The Lawyer’s new China Elite report contains the most detailed research available on the PRC legal market and contains unparalleled insight into the country's leading law firms. They vary in size, practice focus and geographic coverage, but they all share one common quality – ambition... Read more
This year, The Lawyer’s annual ranking of the largest UK law firms by turnover is available as an interactive, digital benchmarking tool. For the first time this will allow you to manipulate each data set against the metrics of your choice.
How dare Robert Roweth question the motivation and commitment of those who did not study law as a first degree.
As someone from a working class background, I had no one to guide me in making right choices about a career. Lawyers were regarded by my family and friends as alien.
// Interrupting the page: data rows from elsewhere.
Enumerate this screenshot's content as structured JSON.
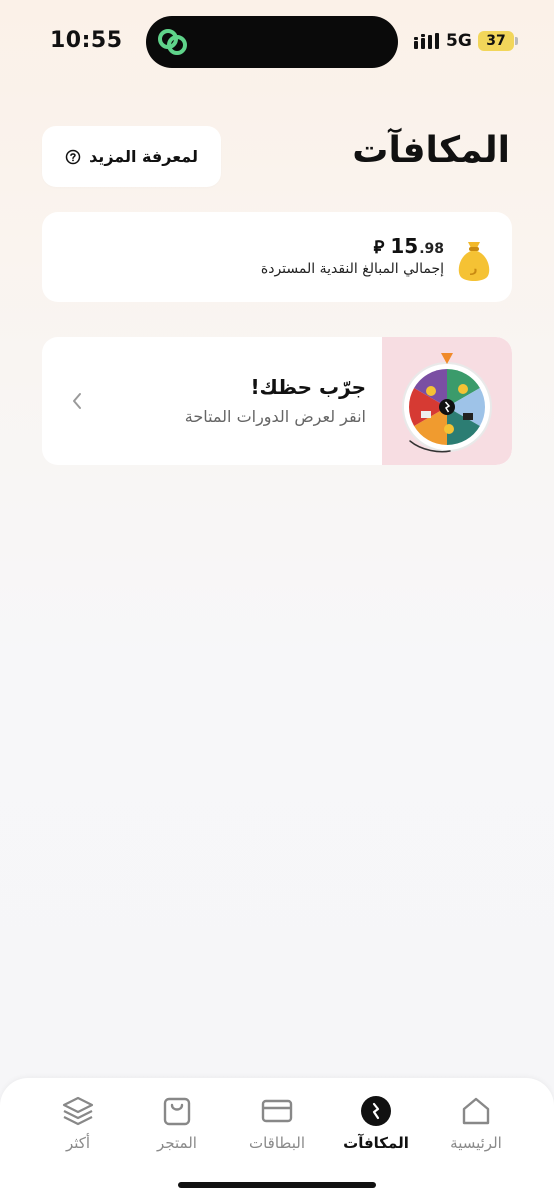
{
  "status_bar": {
    "time": "10:55",
    "network": "5G",
    "battery": "37"
  },
  "header": {
    "title": "المكافآت",
    "learn_more_label": "لمعرفة المزيد"
  },
  "cashback": {
    "currency_symbol": "⃁",
    "amount_integer": "15",
    "amount_decimal": ".98",
    "label": "إجمالي المبالغ النقدية المستردة"
  },
  "spin_wheel": {
    "title": "جرّب حظك!",
    "subtitle": "انقر لعرض الدورات المتاحة"
  },
  "tab_bar": {
    "tabs": [
      {
        "label": "الرئيسية",
        "icon": "home-icon"
      },
      {
        "label": "المكافآت",
        "icon": "rewards-icon"
      },
      {
        "label": "البطاقات",
        "icon": "card-icon"
      },
      {
        "label": "المتجر",
        "icon": "shopping-bag-icon"
      },
      {
        "label": "أكثر",
        "icon": "layers-icon"
      }
    ],
    "active": "المكافآت"
  },
  "colors": {
    "accent": "#111111",
    "card_bg": "#ffffff",
    "wheel_bg": "#f7dde2",
    "battery": "#f2d65a",
    "app_icon": "#5fd38a"
  }
}
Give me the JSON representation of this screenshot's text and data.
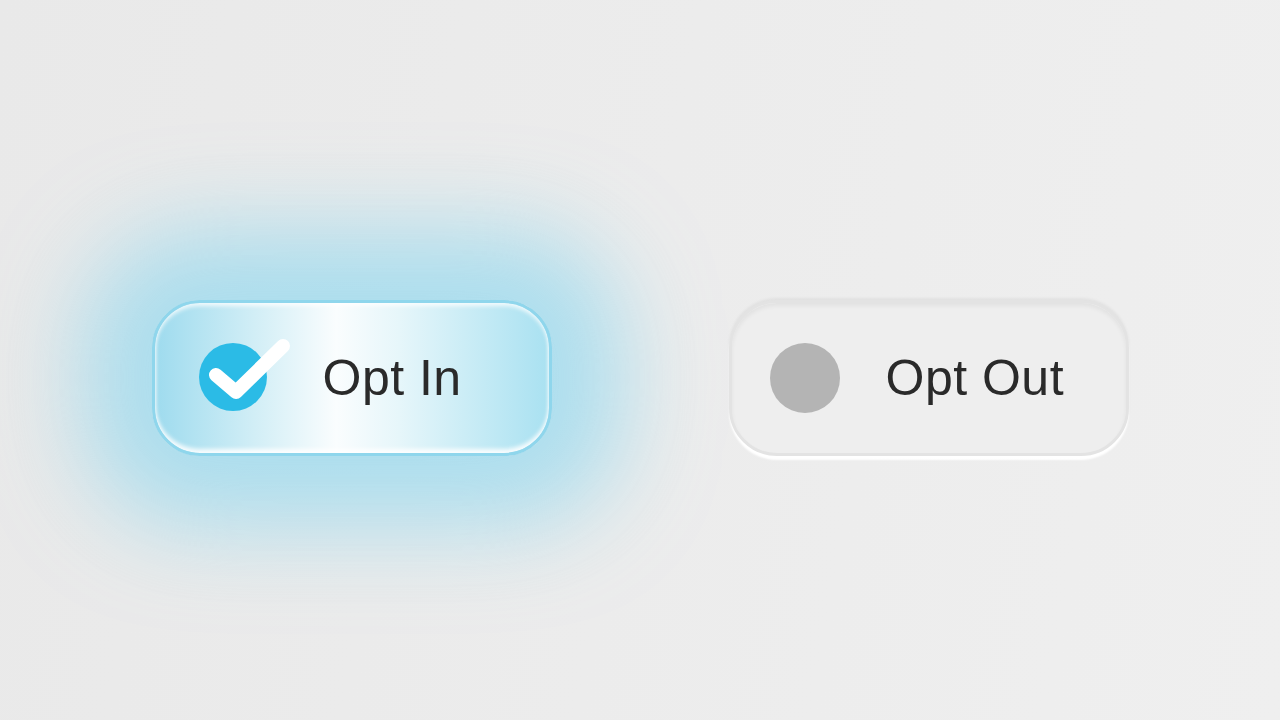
{
  "options": [
    {
      "label": "Opt In",
      "selected": true
    },
    {
      "label": "Opt Out",
      "selected": false
    }
  ]
}
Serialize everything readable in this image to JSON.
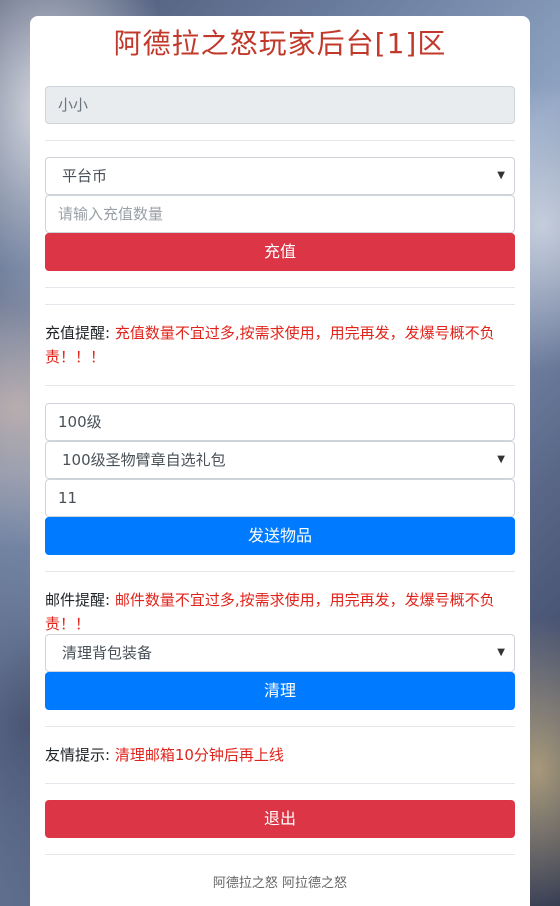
{
  "page": {
    "title": "阿德拉之怒玩家后台[1]区"
  },
  "account": {
    "username": "小小"
  },
  "recharge": {
    "currency_selected": "平台币",
    "amount_placeholder": "请输入充值数量",
    "button_label": "充值",
    "notice_label": "充值提醒:",
    "notice_text": "充值数量不宜过多,按需求使用，用完再发，发爆号概不负责！！！"
  },
  "send_item": {
    "level_value": "100级",
    "item_selected": "100级圣物臂章自选礼包",
    "quantity_value": "11",
    "button_label": "发送物品",
    "notice_label": "邮件提醒:",
    "notice_text": "邮件数量不宜过多,按需求使用，用完再发，发爆号概不负责！！"
  },
  "clear": {
    "option_selected": "清理背包装备",
    "button_label": "清理",
    "tip_label": "友情提示:",
    "tip_text": "清理邮箱10分钟后再上线"
  },
  "logout": {
    "button_label": "退出"
  },
  "footer": {
    "text": "阿德拉之怒 阿拉德之怒"
  },
  "colors": {
    "title": "#c0392b",
    "danger_button": "#dc3545",
    "primary_button": "#007bff",
    "warning_text": "#e0241b"
  }
}
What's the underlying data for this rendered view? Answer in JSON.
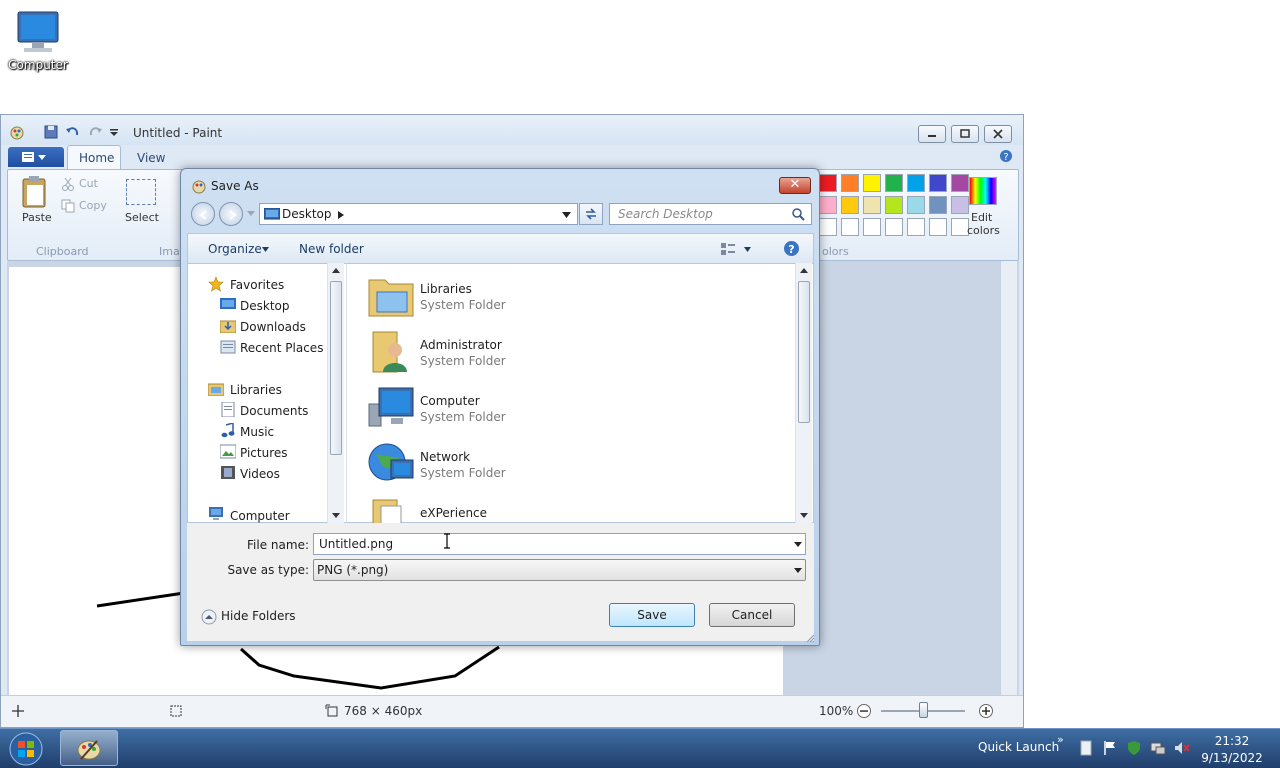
{
  "desktop": {
    "icon_label": "Computer"
  },
  "paint": {
    "title": "Untitled - Paint",
    "tabs": {
      "home": "Home",
      "view": "View"
    },
    "ribbon": {
      "paste": "Paste",
      "cut": "Cut",
      "copy": "Copy",
      "select": "Select",
      "clipboard_group": "Clipboard",
      "image_group_partial": "Imag",
      "colors_group_partial": "olors",
      "edit_colors_line1": "Edit",
      "edit_colors_line2": "colors"
    },
    "status": {
      "dimensions": "768 × 460px",
      "zoom": "100%"
    }
  },
  "palette": {
    "row1": [
      "#ed1c24",
      "#ff7f27",
      "#fff200",
      "#22b14c",
      "#00a2e8",
      "#3f48cc",
      "#a349a4"
    ],
    "row2": [
      "#ffaec9",
      "#ffc90e",
      "#efe4b0",
      "#b5e61d",
      "#99d9ea",
      "#7092be",
      "#c8bfe7"
    ]
  },
  "dialog": {
    "title": "Save As",
    "address": "Desktop",
    "search_placeholder": "Search Desktop",
    "organize": "Organize",
    "new_folder": "New folder",
    "nav": {
      "favorites": "Favorites",
      "desktop": "Desktop",
      "downloads": "Downloads",
      "recent": "Recent Places",
      "libraries": "Libraries",
      "documents": "Documents",
      "music": "Music",
      "pictures": "Pictures",
      "videos": "Videos",
      "computer": "Computer"
    },
    "items": [
      {
        "name": "Libraries",
        "type": "System Folder"
      },
      {
        "name": "Administrator",
        "type": "System Folder"
      },
      {
        "name": "Computer",
        "type": "System Folder"
      },
      {
        "name": "Network",
        "type": "System Folder"
      },
      {
        "name": "eXPerience",
        "type": ""
      }
    ],
    "file_name_label": "File name:",
    "file_name_value": "Untitled.png",
    "save_type_label": "Save as type:",
    "save_type_value": "PNG (*.png)",
    "hide_folders": "Hide Folders",
    "save": "Save",
    "cancel": "Cancel"
  },
  "taskbar": {
    "quick_launch": "Quick Launch",
    "time": "21:32",
    "date": "9/13/2022"
  }
}
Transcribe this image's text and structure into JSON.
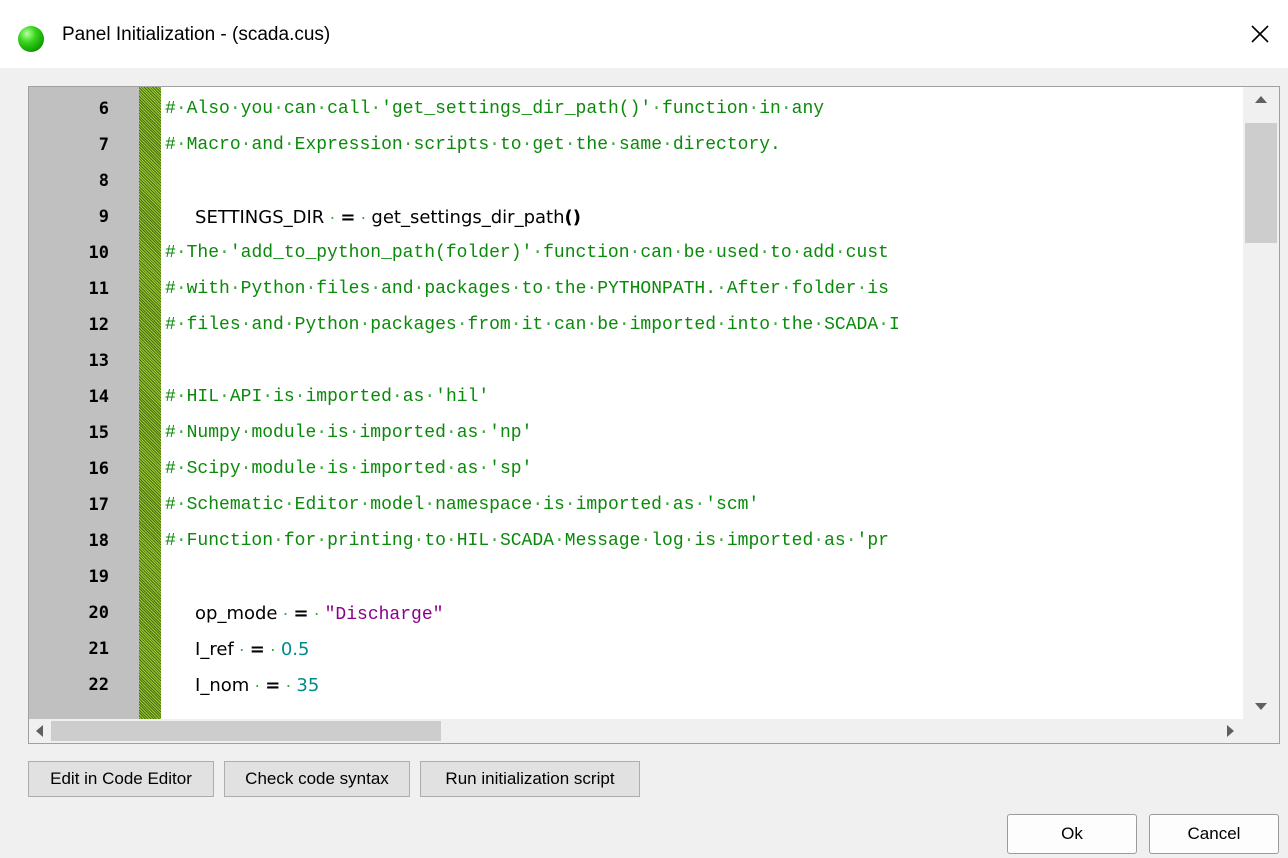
{
  "window": {
    "title": "Panel Initialization - (scada.cus)",
    "close_label": "×"
  },
  "editor": {
    "lines": [
      {
        "no": "6"
      },
      {
        "no": "7"
      },
      {
        "no": "8"
      },
      {
        "no": "9"
      },
      {
        "no": "10"
      },
      {
        "no": "11"
      },
      {
        "no": "12"
      },
      {
        "no": "13"
      },
      {
        "no": "14"
      },
      {
        "no": "15"
      },
      {
        "no": "16"
      },
      {
        "no": "17"
      },
      {
        "no": "18"
      },
      {
        "no": "19"
      },
      {
        "no": "20"
      },
      {
        "no": "21"
      },
      {
        "no": "22"
      }
    ],
    "code": {
      "l6": "# Also you can call 'get_settings_dir_path()' function in any",
      "l7": "# Macro and Expression scripts to get the same directory.",
      "l8_name": "SETTINGS_DIR",
      "l8_op": "=",
      "l8_value": "get_settings_dir_path",
      "l8_parens": "()",
      "l10": "# The 'add_to_python_path(folder)' function can be used to add cust",
      "l11": "# with Python files and packages to the PYTHONPATH. After folder is",
      "l12": "# files and Python packages from it can be imported into the SCADA I",
      "l14": "# HIL API is imported as 'hil'",
      "l15": "# Numpy module is imported as 'np'",
      "l16": "# Scipy module is imported as 'sp'",
      "l17": "# Schematic Editor model namespace is imported as 'scm'",
      "l18": "# Function for printing to HIL SCADA Message log is imported as 'pr",
      "l19_name": "op_mode",
      "l19_op": "=",
      "l19_value": "\"Discharge\"",
      "l20_name": "I_ref",
      "l20_op": "=",
      "l20_value": "0.5",
      "l21_name": "I_nom",
      "l21_op": "=",
      "l21_value": "35"
    }
  },
  "buttons": {
    "edit_in_code_editor": "Edit in Code Editor",
    "check_code_syntax": "Check code syntax",
    "run_initialization_script": "Run initialization script",
    "ok": "Ok",
    "cancel": "Cancel"
  },
  "colors": {
    "comment": "#0a8a0a",
    "string": "#8b008b",
    "number": "#008b8b",
    "gutter": "#c0c0c0",
    "fold_margin": "#6b8e23"
  }
}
Certainly I had no idea of the nature of lawyers' work and it never occurred to me that it was a career that I might follow.
Does Mr Roweth realise how sexist he is being? At school (where, incidentally, A-level was not taught) I was told that "women can't do law - they have the wrong personality".
I have met many women CPE students who were pushed into teaching by their schools, only to realise, some years on, that the latter was not the wonderful, fulfiling career that they believed it to be. I know of women who worked for several years at a mundane job in order to provide funds for their CPE course. Is this enough commitment for Mr Roweth?
CPE candidates are just as motivated as law graduates, and law graduates are just as "hungry for the rewards of the City" as CPE candidates. I have met a some law graduates who have admitted that they never wanted to do law in the first place.
Perhaps Mr Roweth comes from a background which gave him the means to make the right decision about his career at an early age. But he should not question the commitment of those who were not so fortunate.